● **Problem description**
Output all entries precisely and leave out the pictures.

● **Supplied data**
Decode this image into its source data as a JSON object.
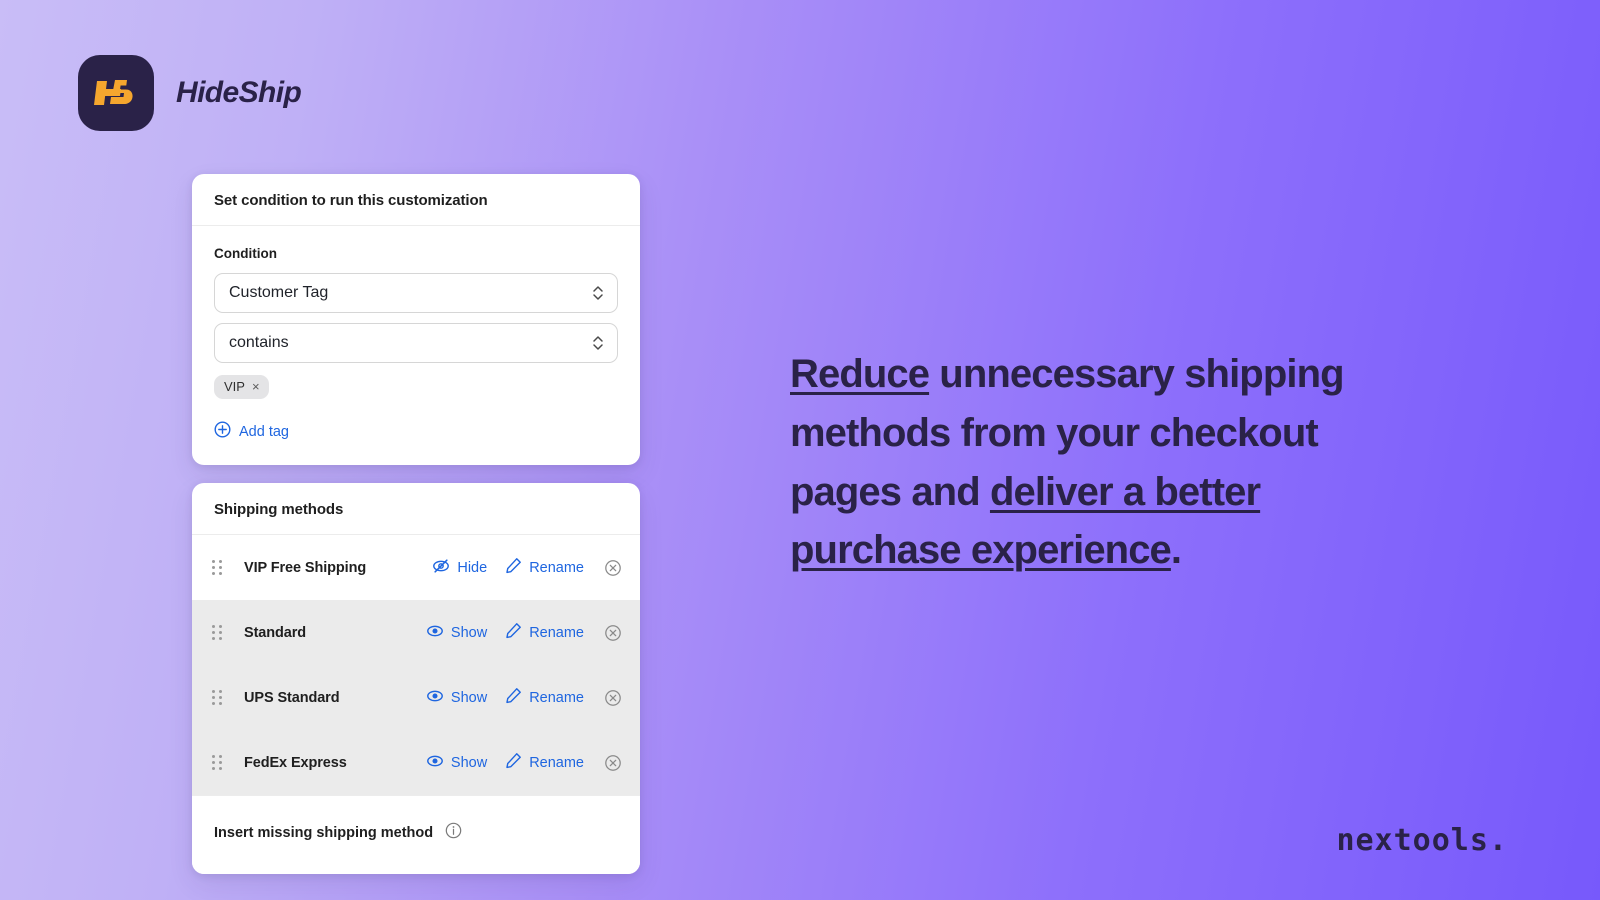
{
  "brand": {
    "name": "HideShip",
    "mark_alt": "HS",
    "mark_bg": "#2a2248",
    "mark_fg": "#f5a62e"
  },
  "condition_card": {
    "title": "Set condition to run this customization",
    "field_label": "Condition",
    "subject_value": "Customer Tag",
    "operator_value": "contains",
    "tags": [
      {
        "label": "VIP",
        "remove": "×"
      }
    ],
    "add_tag_label": "Add tag"
  },
  "shipping_card": {
    "title": "Shipping methods",
    "rows": [
      {
        "name": "VIP Free Shipping",
        "toggle_label": "Hide",
        "toggle_icon": "eye-off-icon",
        "rename_label": "Rename",
        "shaded": false
      },
      {
        "name": "Standard",
        "toggle_label": "Show",
        "toggle_icon": "eye-icon",
        "rename_label": "Rename",
        "shaded": true
      },
      {
        "name": "UPS Standard",
        "toggle_label": "Show",
        "toggle_icon": "eye-icon",
        "rename_label": "Rename",
        "shaded": true
      },
      {
        "name": "FedEx Express",
        "toggle_label": "Show",
        "toggle_icon": "eye-icon",
        "rename_label": "Rename",
        "shaded": true
      }
    ],
    "insert_label": "Insert missing shipping method"
  },
  "headline": {
    "part1": "Reduce",
    "part2": " unnecessary shipping methods from your checkout pages and ",
    "part3": "deliver a better purchase experience",
    "part4": "."
  },
  "footer": {
    "logo": "nextools."
  },
  "colors": {
    "accent_link": "#1f66e0",
    "brand_dark": "#2a2248",
    "brand_amber": "#f5a62e",
    "gradient_start": "#c9bdf7",
    "gradient_end": "#7759fb",
    "row_shaded": "#ebebeb"
  }
}
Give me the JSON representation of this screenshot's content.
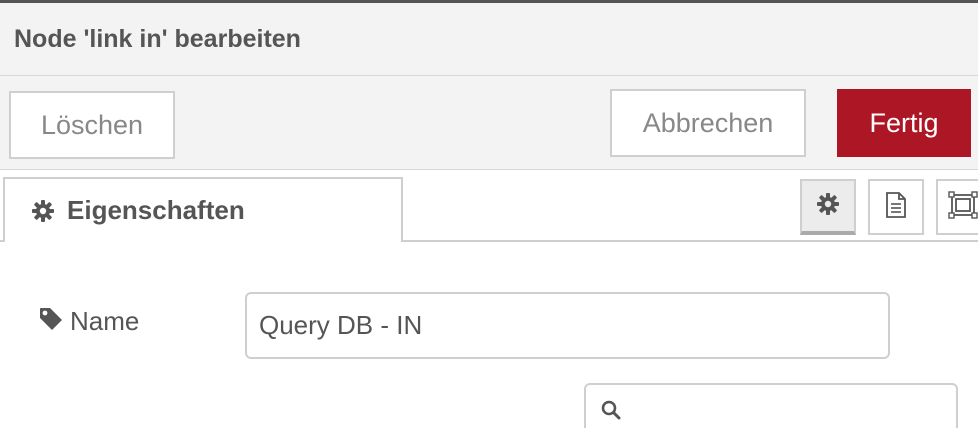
{
  "dialog": {
    "title": "Node 'link in' bearbeiten"
  },
  "toolbar": {
    "delete_label": "Löschen",
    "cancel_label": "Abbrechen",
    "done_label": "Fertig"
  },
  "tabs": {
    "properties_label": "Eigenschaften",
    "icon_tabs": [
      "gear-icon",
      "document-icon",
      "frame-icon"
    ]
  },
  "form": {
    "name_label": "Name",
    "name_value": "Query DB - IN",
    "search_placeholder": ""
  },
  "colors": {
    "primary_button": "#ad1625",
    "text": "#555555",
    "muted_text": "#888888",
    "border": "#cfcfcf",
    "header_bg": "#f3f3f3"
  }
}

● **Response to this exercise**
Decode this image into its source data as a JSON object.
{
  "brand": {
    "name": "HideShip",
    "mark_alt": "HS",
    "mark_bg": "#2a2248",
    "mark_fg": "#f5a62e"
  },
  "condition_card": {
    "title": "Set condition to run this customization",
    "field_label": "Condition",
    "subject_value": "Customer Tag",
    "operator_value": "contains",
    "tags": [
      {
        "label": "VIP",
        "remove": "×"
      }
    ],
    "add_tag_label": "Add tag"
  },
  "shipping_card": {
    "title": "Shipping methods",
    "rows": [
      {
        "name": "VIP Free Shipping",
        "toggle_label": "Hide",
        "toggle_icon": "eye-off-icon",
        "rename_label": "Rename",
        "shaded": false
      },
      {
        "name": "Standard",
        "toggle_label": "Show",
        "toggle_icon": "eye-icon",
        "rename_label": "Rename",
        "shaded": true
      },
      {
        "name": "UPS Standard",
        "toggle_label": "Show",
        "toggle_icon": "eye-icon",
        "rename_label": "Rename",
        "shaded": true
      },
      {
        "name": "FedEx Express",
        "toggle_label": "Show",
        "toggle_icon": "eye-icon",
        "rename_label": "Rename",
        "shaded": true
      }
    ],
    "insert_label": "Insert missing shipping method"
  },
  "headline": {
    "part1": "Reduce",
    "part2": " unnecessary shipping methods from your checkout pages and ",
    "part3": "deliver a better purchase experience",
    "part4": "."
  },
  "footer": {
    "logo": "nextools."
  },
  "colors": {
    "accent_link": "#1f66e0",
    "brand_dark": "#2a2248",
    "brand_amber": "#f5a62e",
    "gradient_start": "#c9bdf7",
    "gradient_end": "#7759fb",
    "row_shaded": "#ebebeb"
  }
}
Give me the JSON representation of this screenshot's content.
{
  "dialog": {
    "title": "Node 'link in' bearbeiten"
  },
  "toolbar": {
    "delete_label": "Löschen",
    "cancel_label": "Abbrechen",
    "done_label": "Fertig"
  },
  "tabs": {
    "properties_label": "Eigenschaften",
    "icon_tabs": [
      "gear-icon",
      "document-icon",
      "frame-icon"
    ]
  },
  "form": {
    "name_label": "Name",
    "name_value": "Query DB - IN",
    "search_placeholder": ""
  },
  "colors": {
    "primary_button": "#ad1625",
    "text": "#555555",
    "muted_text": "#888888",
    "border": "#cfcfcf",
    "header_bg": "#f3f3f3"
  }
}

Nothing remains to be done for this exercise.